#### DIRECTIONS
Across the material below, how many lines hold the word "copy"? Only the number should be given.

#### RAW DATA

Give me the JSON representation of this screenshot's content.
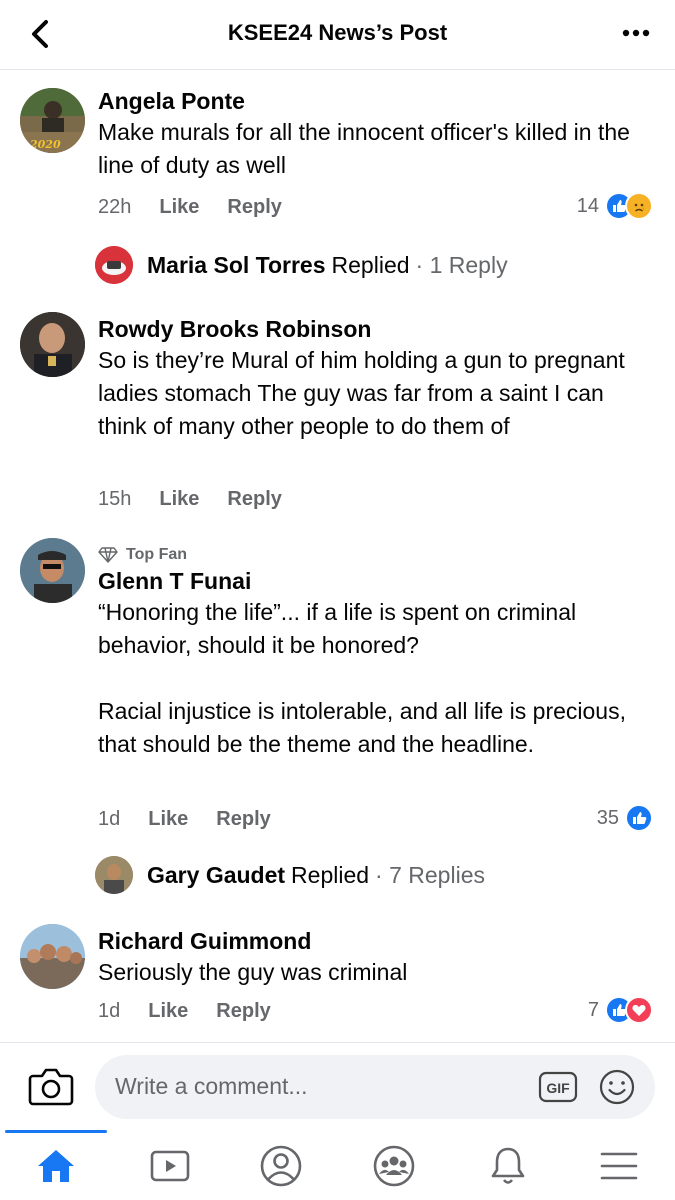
{
  "header": {
    "title": "KSEE24 News’s Post",
    "back_icon": "chevron-left-icon",
    "more_icon": "more-dots-icon"
  },
  "comments": [
    {
      "name": "Angela Ponte",
      "text": "Make murals for all the innocent officer's killed in the line of duty as well",
      "time": "22h",
      "like": "Like",
      "reply": "Reply",
      "reaction_count": "14",
      "reactions": [
        "like",
        "sad"
      ],
      "avatar_caption": "2020",
      "replied": {
        "name": "Maria Sol Torres",
        "word": "Replied",
        "count": "· 1 Reply"
      }
    },
    {
      "name": "Rowdy Brooks Robinson",
      "text": "So is they’re Mural of him holding a gun to pregnant ladies stomach The guy was far from a saint I can think of many other people to do them of",
      "time": "15h",
      "like": "Like",
      "reply": "Reply"
    },
    {
      "badge": "Top Fan",
      "name": "Glenn T Funai",
      "text": "“Honoring the life”... if a life is spent on criminal behavior, should it be honored?\n\nRacial injustice is intolerable, and all life is precious, that should be the theme and the headline.",
      "time": "1d",
      "like": "Like",
      "reply": "Reply",
      "reaction_count": "35",
      "reactions": [
        "like"
      ],
      "replied": {
        "name": "Gary Gaudet",
        "word": "Replied",
        "count": "· 7 Replies"
      }
    },
    {
      "name": "Richard Guimmond",
      "text": "Seriously the guy was criminal",
      "time": "1d",
      "like": "Like",
      "reply": "Reply",
      "reaction_count": "7",
      "reactions": [
        "like",
        "love"
      ]
    }
  ],
  "composer": {
    "placeholder": "Write a comment...",
    "gif_label": "GIF"
  },
  "tabs": [
    "home-icon",
    "watch-icon",
    "profile-icon",
    "groups-icon",
    "notifications-icon",
    "menu-icon"
  ],
  "colors": {
    "accent": "#1877f2",
    "love": "#f33e58",
    "sad": "#f7b125",
    "meta": "#65676b"
  }
}
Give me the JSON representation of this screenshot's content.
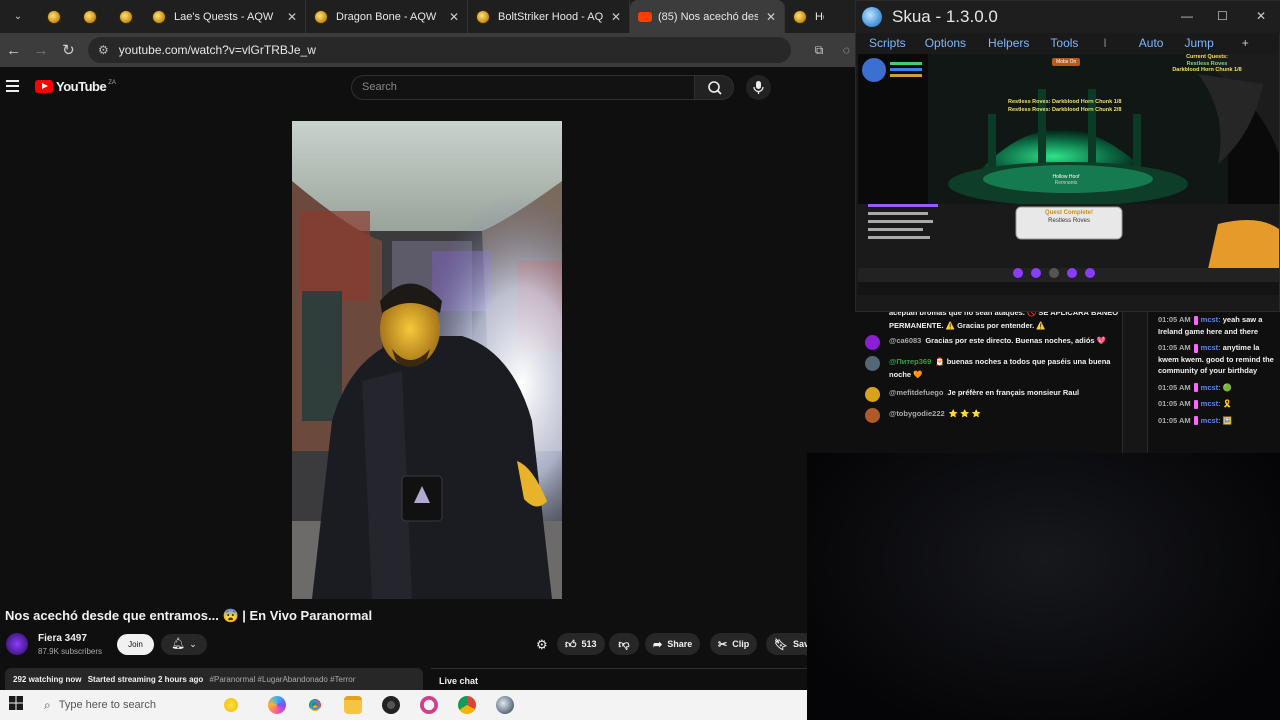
{
  "browser": {
    "tabs": [
      {
        "label": "Lae's Quests - AQW"
      },
      {
        "label": "Dragon Bone - AQW"
      },
      {
        "label": "BoltStriker Hood - AQW"
      },
      {
        "label": "(85) Nos acechó des"
      },
      {
        "label": "Hol"
      }
    ],
    "close_glyph": "✕",
    "url": "youtube.com/watch?v=vlGrTRBJe_w"
  },
  "youtube": {
    "logo_text": "YouTube",
    "country": "ZA",
    "search_placeholder": "Search"
  },
  "video": {
    "title": "Nos acechó desde que entramos... 😨 | En Vivo Paranormal",
    "channel": "Fiera 3497",
    "subscribers": "87.9K subscribers",
    "join_label": "Join",
    "like_count": "513",
    "share_label": "Share",
    "clip_label": "Clip",
    "save_label": "Sav",
    "views": "292 watching now",
    "started": "Started streaming 2 hours ago",
    "hashtags": "#Paranormal #LugarAbandonado #Terror",
    "live_chat_label": "Live chat"
  },
  "taskbar": {
    "search_placeholder": "Type here to search"
  },
  "skua": {
    "title": "Skua - 1.3.0.0",
    "menu": [
      "Scripts",
      "Options",
      "Helpers",
      "Tools",
      "I",
      "Auto",
      "Jump",
      "+"
    ],
    "game": {
      "current_quests_label": "Current Quests:",
      "quest_name": "Restless Roves",
      "quest_progress_1": "Darkblood Horn Chunk 1/8",
      "banner_1": "Restless Roves: Darkblood Horn Chunk 1/8",
      "banner_2": "Restless Roves: Darkblood Horn Chunk 2/8",
      "quest_complete": "Quest Complete!",
      "quest_complete_name": "Restless Roves",
      "npc_label": "Hollow Hoof",
      "npc_sub": "Remnants",
      "map_title": "Mobs On"
    }
  },
  "chat_left": [
    {
      "name": "",
      "text": "aceptan bromas que no sean ataques. 🚫 SE APLICARÁ BANEO PERMANENTE. ⚠️ Gracias por entender. ⚠️",
      "avatar_color": "#0f0f0f"
    },
    {
      "name": "@ca6083",
      "text": "Gracias por este directo. Buenas noches, adiós 💖",
      "avatar_color": "#8b1fd6"
    },
    {
      "name": "@Питер369",
      "text": "🎅 buenas noches a todos que paséis una buena noche 🧡",
      "avatar_color": "#556677",
      "green": true
    },
    {
      "name": "@mefitdefuego",
      "text": "Je préfère en français monsieur Raul",
      "avatar_color": "#d9a21e"
    },
    {
      "name": "@tobygodie222",
      "text": "⭐ ⭐ ⭐",
      "avatar_color": "#b05a2a"
    }
  ],
  "chat_right": [
    {
      "time": "01:05 AM",
      "name": "mcst:",
      "text": "yeah saw a Ireland game here and there"
    },
    {
      "time": "01:05 AM",
      "name": "mcst:",
      "text": "anytime la kwem kwem. good to remind the community of your birthday"
    },
    {
      "time": "01:05 AM",
      "name": "mcst:",
      "text": "🟢"
    },
    {
      "time": "01:05 AM",
      "name": "mcst:",
      "text": "🎗️"
    },
    {
      "time": "01:05 AM",
      "name": "mcst:",
      "text": "🖼️"
    }
  ]
}
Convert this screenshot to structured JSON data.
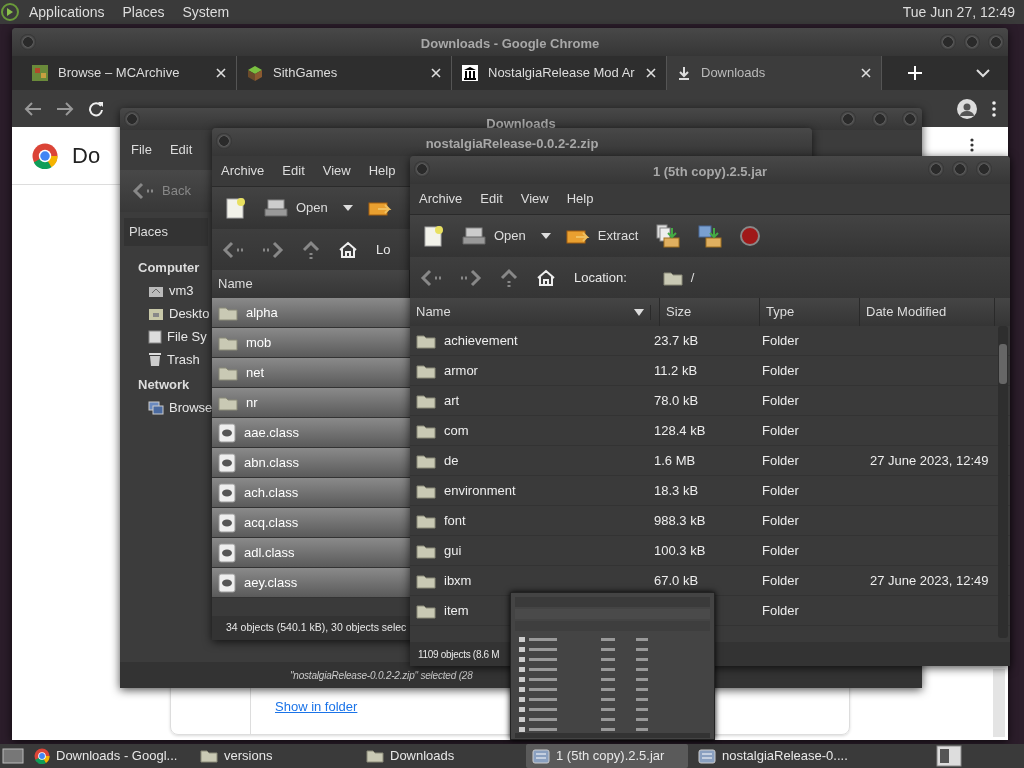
{
  "top_panel": {
    "menus": [
      "Applications",
      "Places",
      "System"
    ],
    "clock": "Tue Jun 27, 12:49"
  },
  "chrome": {
    "title": "Downloads - Google Chrome",
    "tabs": [
      {
        "label": "Browse – MCArchive",
        "selected": false
      },
      {
        "label": "SithGames",
        "selected": false
      },
      {
        "label": "NostalgiaRelease Mod Ar",
        "selected": false
      },
      {
        "label": "Downloads",
        "selected": true
      }
    ],
    "page": {
      "heading": "Do",
      "link": "Show in folder"
    }
  },
  "file_manager": {
    "title": "Downloads",
    "menus": [
      "File",
      "Edit"
    ],
    "back": "Back",
    "sidebar_title": "Places",
    "sidebar": [
      {
        "label": "Computer",
        "children": [
          {
            "label": "vm3",
            "kind": "home"
          },
          {
            "label": "Deskto",
            "kind": "desktop"
          },
          {
            "label": "File Sy",
            "kind": "drive"
          },
          {
            "label": "Trash",
            "kind": "trash"
          }
        ]
      },
      {
        "label": "Network",
        "children": [
          {
            "label": "Browse",
            "kind": "network"
          }
        ]
      }
    ],
    "status": "\"nostalgiaRelease-0.0.2-2.zip\" selected (28"
  },
  "archive_back": {
    "title": "nostalgiaRelease-0.0.2-2.zip",
    "menus": [
      "Archive",
      "Edit",
      "View",
      "Help"
    ],
    "open": "Open",
    "location": "Lo",
    "columns": [
      "Name"
    ],
    "rows": [
      {
        "name": "alpha",
        "kind": "folder",
        "selected": true
      },
      {
        "name": "mob",
        "kind": "folder",
        "selected": true
      },
      {
        "name": "net",
        "kind": "folder",
        "selected": true
      },
      {
        "name": "nr",
        "kind": "folder",
        "selected": true
      },
      {
        "name": "aae.class",
        "kind": "class",
        "selected": true
      },
      {
        "name": "abn.class",
        "kind": "class",
        "selected": true
      },
      {
        "name": "ach.class",
        "kind": "class",
        "selected": true
      },
      {
        "name": "acq.class",
        "kind": "class",
        "selected": true
      },
      {
        "name": "adl.class",
        "kind": "class",
        "selected": true
      },
      {
        "name": "aey.class",
        "kind": "class",
        "selected": true
      }
    ],
    "status": "34 objects (540.1 kB), 30 objects selec"
  },
  "archive_front": {
    "title": "1 (5th copy).2.5.jar",
    "menus": [
      "Archive",
      "Edit",
      "View",
      "Help"
    ],
    "open": "Open",
    "extract": "Extract",
    "location_label": "Location:",
    "location": "/",
    "columns": [
      "Name",
      "Size",
      "Type",
      "Date Modified"
    ],
    "rows": [
      {
        "name": "achievement",
        "size": "23.7 kB",
        "type": "Folder",
        "modified": "",
        "selected": false
      },
      {
        "name": "armor",
        "size": "11.2 kB",
        "type": "Folder",
        "modified": "",
        "selected": false
      },
      {
        "name": "art",
        "size": "78.0 kB",
        "type": "Folder",
        "modified": "",
        "selected": false
      },
      {
        "name": "com",
        "size": "128.4 kB",
        "type": "Folder",
        "modified": "",
        "selected": false
      },
      {
        "name": "de",
        "size": "1.6 MB",
        "type": "Folder",
        "modified": "27 June 2023, 12:49",
        "selected": false
      },
      {
        "name": "environment",
        "size": "18.3 kB",
        "type": "Folder",
        "modified": "",
        "selected": false
      },
      {
        "name": "font",
        "size": "988.3 kB",
        "type": "Folder",
        "modified": "",
        "selected": false
      },
      {
        "name": "gui",
        "size": "100.3 kB",
        "type": "Folder",
        "modified": "",
        "selected": false
      },
      {
        "name": "ibxm",
        "size": "67.0 kB",
        "type": "Folder",
        "modified": "27 June 2023, 12:49",
        "selected": false
      },
      {
        "name": "item",
        "size": "",
        "type": "Folder",
        "modified": "",
        "selected": false
      }
    ],
    "status": "1109 objects (8.6 M"
  },
  "taskbar": [
    {
      "label": "Downloads - Googl...",
      "kind": "browser",
      "selected": false
    },
    {
      "label": "versions",
      "kind": "folder",
      "selected": false
    },
    {
      "label": "Downloads",
      "kind": "folder",
      "selected": false
    },
    {
      "label": "1 (5th copy).2.5.jar",
      "kind": "archive",
      "selected": true
    },
    {
      "label": "nostalgiaRelease-0....",
      "kind": "archive",
      "selected": false
    }
  ]
}
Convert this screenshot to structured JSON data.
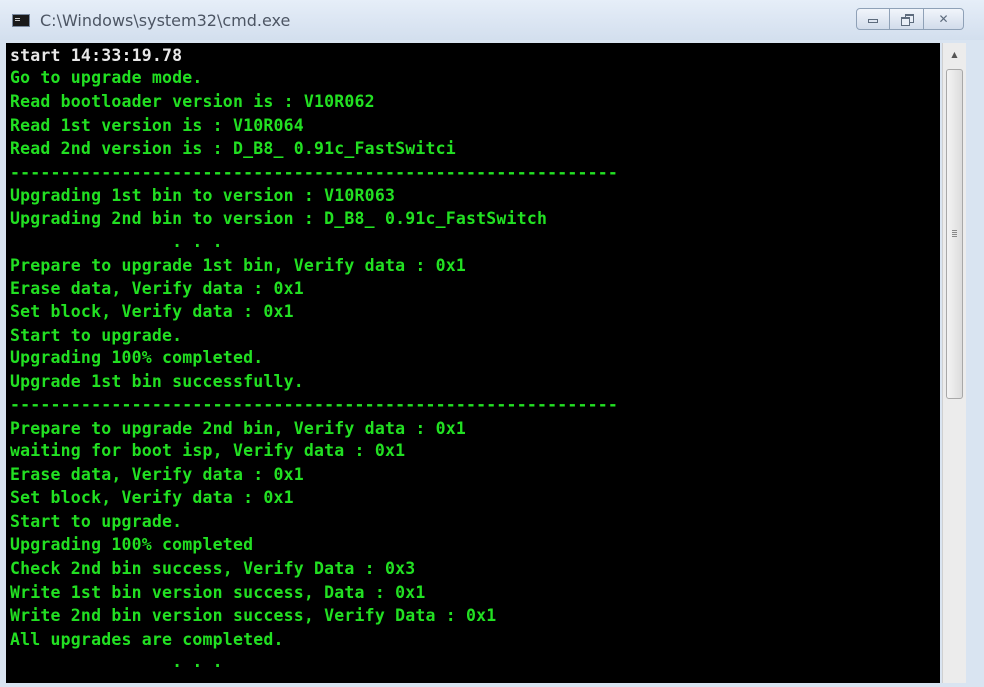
{
  "window": {
    "title": "C:\\Windows\\system32\\cmd.exe",
    "icon": "console-app-icon",
    "controls": [
      {
        "name": "minimize",
        "icon": "minimize-icon"
      },
      {
        "name": "maximize",
        "icon": "restore-icon"
      },
      {
        "name": "close",
        "icon": "close-icon",
        "glyph": "✕"
      }
    ]
  },
  "colors": {
    "console_bg": "#000000",
    "console_text_green": "#22e022",
    "console_text_white": "#e8e8e8",
    "titlebar": "#d9e4f1"
  },
  "console": {
    "lines": [
      {
        "text": "start 14:33:19.78",
        "color": "white"
      },
      {
        "text": "Go to upgrade mode.",
        "color": "green"
      },
      {
        "text": "Read bootloader version is : V10R062",
        "color": "green"
      },
      {
        "text": "Read 1st version is : V10R064",
        "color": "green"
      },
      {
        "text": "Read 2nd version is : D_B8_ 0.91c_FastSwitci",
        "color": "green"
      },
      {
        "text": "------------------------------------------------------------",
        "color": "green"
      },
      {
        "text": "Upgrading 1st bin to version : V10R063",
        "color": "green"
      },
      {
        "text": "Upgrading 2nd bin to version : D_B8_ 0.91c_FastSwitch",
        "color": "green"
      },
      {
        "text": "                . . .",
        "color": "green"
      },
      {
        "text": "Prepare to upgrade 1st bin, Verify data : 0x1",
        "color": "green"
      },
      {
        "text": "Erase data, Verify data : 0x1",
        "color": "green"
      },
      {
        "text": "Set block, Verify data : 0x1",
        "color": "green"
      },
      {
        "text": "Start to upgrade.",
        "color": "green"
      },
      {
        "text": "Upgrading 100% completed.",
        "color": "green"
      },
      {
        "text": "Upgrade 1st bin successfully.",
        "color": "green"
      },
      {
        "text": "------------------------------------------------------------",
        "color": "green"
      },
      {
        "text": "Prepare to upgrade 2nd bin, Verify data : 0x1",
        "color": "green"
      },
      {
        "text": "waiting for boot isp, Verify data : 0x1",
        "color": "green"
      },
      {
        "text": "Erase data, Verify data : 0x1",
        "color": "green"
      },
      {
        "text": "Set block, Verify data : 0x1",
        "color": "green"
      },
      {
        "text": "Start to upgrade.",
        "color": "green"
      },
      {
        "text": "Upgrading 100% completed",
        "color": "green"
      },
      {
        "text": "Check 2nd bin success, Verify Data : 0x3",
        "color": "green"
      },
      {
        "text": "Write 1st bin version success, Data : 0x1",
        "color": "green"
      },
      {
        "text": "Write 2nd bin version success, Verify Data : 0x1",
        "color": "green"
      },
      {
        "text": "All upgrades are completed.",
        "color": "green"
      },
      {
        "text": "                . . .",
        "color": "green"
      }
    ]
  },
  "scrollbar": {
    "up_arrow_icon": "scroll-up-arrow-icon",
    "position": 0.0
  }
}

#### RESPONSE
2